Nova Scotia

Mink loans don't satisfy pollution activist

Government loans to help mink breeders reduce pollution don't satisfy one man who lives downstream from several mink farms.

$918K for composting facilites

Government loans to help mink breeders reduce pollution don’t satisfy one man who lives downstream from several mink farms.

The loans will help local companies process waste from mink farms.

Randy Cleveland lives in Carleton, Yarmouth County, where he says toxic algae blooms regularly pollute the water. Studies have linked the problem to runoff from the mink farms up river.

Cleveland says the new facilities won’t do any good unless 100 per cent of mink farmers are regulated to send 100 per cent of their waste there.

"Let’s say we have a major rain event such as we had two Novembers ago. Material is going to be let out of the spillway in that case, and you’re relying again on the farmer to control that," said Cleveland.

Spec Environmental Solutions Inc. will get $419,000 from ACOA and $195,000 from the province, to create a system to separate liquid and solid waste, to make composting more efficient. Southwest Eco-Energy will get $500,000 from ACOA and $351,000 from the province to develop an anaerobic digestion system that will keep mink waste out of landfill sites, and produce bio-fuel.

Cleveland says he would like to see payment of the loans tied to the quality of water in the area.

Dan Mullen, president of the Nova Scotia Mink Breeders Association, says the loans create a win-win situation for people who live in the area, and for mink farmers.

The anaerobic digester will be able to handle 30 per cent of mink manure produced in the area, when the first phase is up and running in a year. The subsequent two phases will mean that almost 100 per cent of manure and mink carcasses can be composted within two to three years, he says. And that will produce green energy.

"With this particular project, they already have 22 farmers signed up, chomping at the bit to be able to take their product there," said Mullen.

"When you talk about whether or not the farmers are going to use these facilities, they’re not going to have a choice. Under the new regulations, the only way you can keep your waste on your property is if you compost it, properly, under the management plan that you developed, and then you’re only allowed to store it for three years. So it’s going to come off the site and go somewhere."

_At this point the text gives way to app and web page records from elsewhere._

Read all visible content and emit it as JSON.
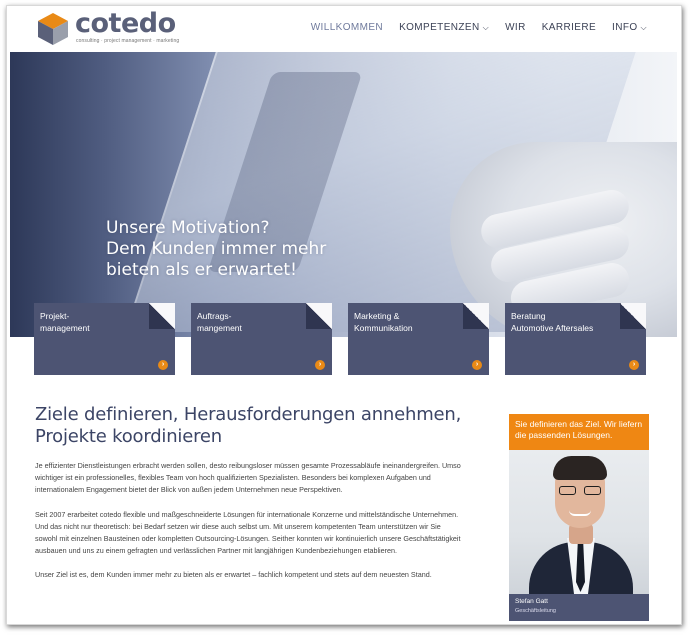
{
  "brand": {
    "name": "cotedo",
    "tagline": "consulting · project management · marketing",
    "colors": {
      "orange": "#e98a16",
      "slate": "#4d5473",
      "gray_cube": "#8a8f9c"
    }
  },
  "nav": {
    "items": [
      {
        "label": "WILLKOMMEN",
        "active": true,
        "has_dropdown": false
      },
      {
        "label": "KOMPETENZEN",
        "active": false,
        "has_dropdown": true
      },
      {
        "label": "WIR",
        "active": false,
        "has_dropdown": false
      },
      {
        "label": "KARRIERE",
        "active": false,
        "has_dropdown": false
      },
      {
        "label": "INFO",
        "active": false,
        "has_dropdown": true
      }
    ],
    "dropdown_icon": "chevron-down-icon"
  },
  "hero": {
    "lines": [
      "Unsere Motivation?",
      "Dem Kunden immer mehr",
      "bieten als er erwartet!"
    ]
  },
  "services": [
    {
      "line1": "Projekt-",
      "line2": "management",
      "icon": "arrow-right-circle-icon"
    },
    {
      "line1": "Auftrags-",
      "line2": "mangement",
      "icon": "arrow-right-circle-icon"
    },
    {
      "line1": "Marketing &",
      "line2": "Kommunikation",
      "icon": "arrow-right-circle-icon"
    },
    {
      "line1": "Beratung",
      "line2": "Automotive Aftersales",
      "icon": "arrow-right-circle-icon"
    }
  ],
  "content": {
    "headline": "Ziele definieren, Herausforderungen annehmen, Projekte koordinieren",
    "paragraphs": [
      "Je effizienter Dienstleistungen erbracht werden sollen, desto reibungsloser müssen gesamte Prozessabläufe ineinandergreifen. Umso wichtiger ist ein professionelles, flexibles Team von hoch qualifizierten Spezialisten. Besonders bei komplexen Aufgaben und internationalem Engagement bietet der Blick von außen jedem Unternehmen neue Perspektiven.",
      "Seit 2007 erarbeitet cotedo flexible und maßgeschneiderte Lösungen für internationale Konzerne und mittelständische Unternehmen. Und das nicht nur theoretisch: bei Bedarf setzen wir diese auch selbst um. Mit unserem kompetenten Team unterstützen wir Sie sowohl mit einzelnen Bausteinen oder kompletten Outsourcing-Lösungen. Seither konnten wir kontinuierlich unsere Geschäftstätigkeit ausbauen und uns zu einem gefragten und verlässlichen Partner mit langjährigen Kundenbeziehungen etablieren.",
      "Unser Ziel ist es, dem Kunden immer mehr zu bieten als er erwartet – fachlich kompetent und stets auf dem neuesten Stand."
    ]
  },
  "sidebar": {
    "heading": "Sie definieren das Ziel. Wir liefern die passenden Lösungen.",
    "person_name": "Stefan Gatt",
    "person_role": "Geschäftsleitung"
  }
}
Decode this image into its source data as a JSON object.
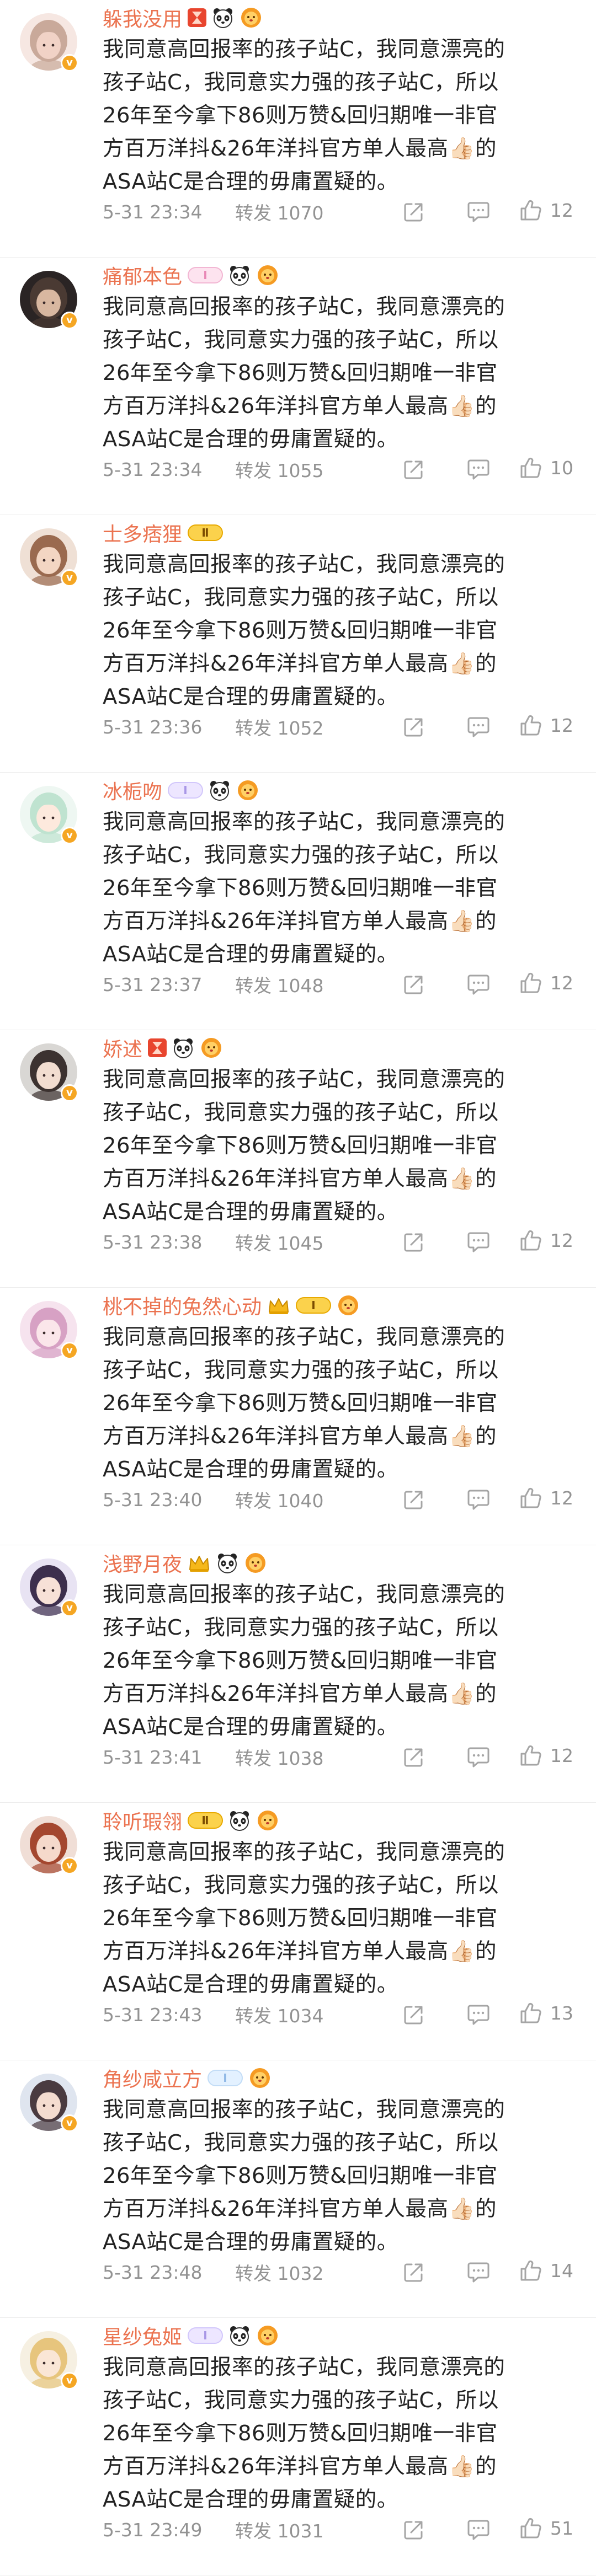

New provincial regulations on mink farms are expected within the next two months.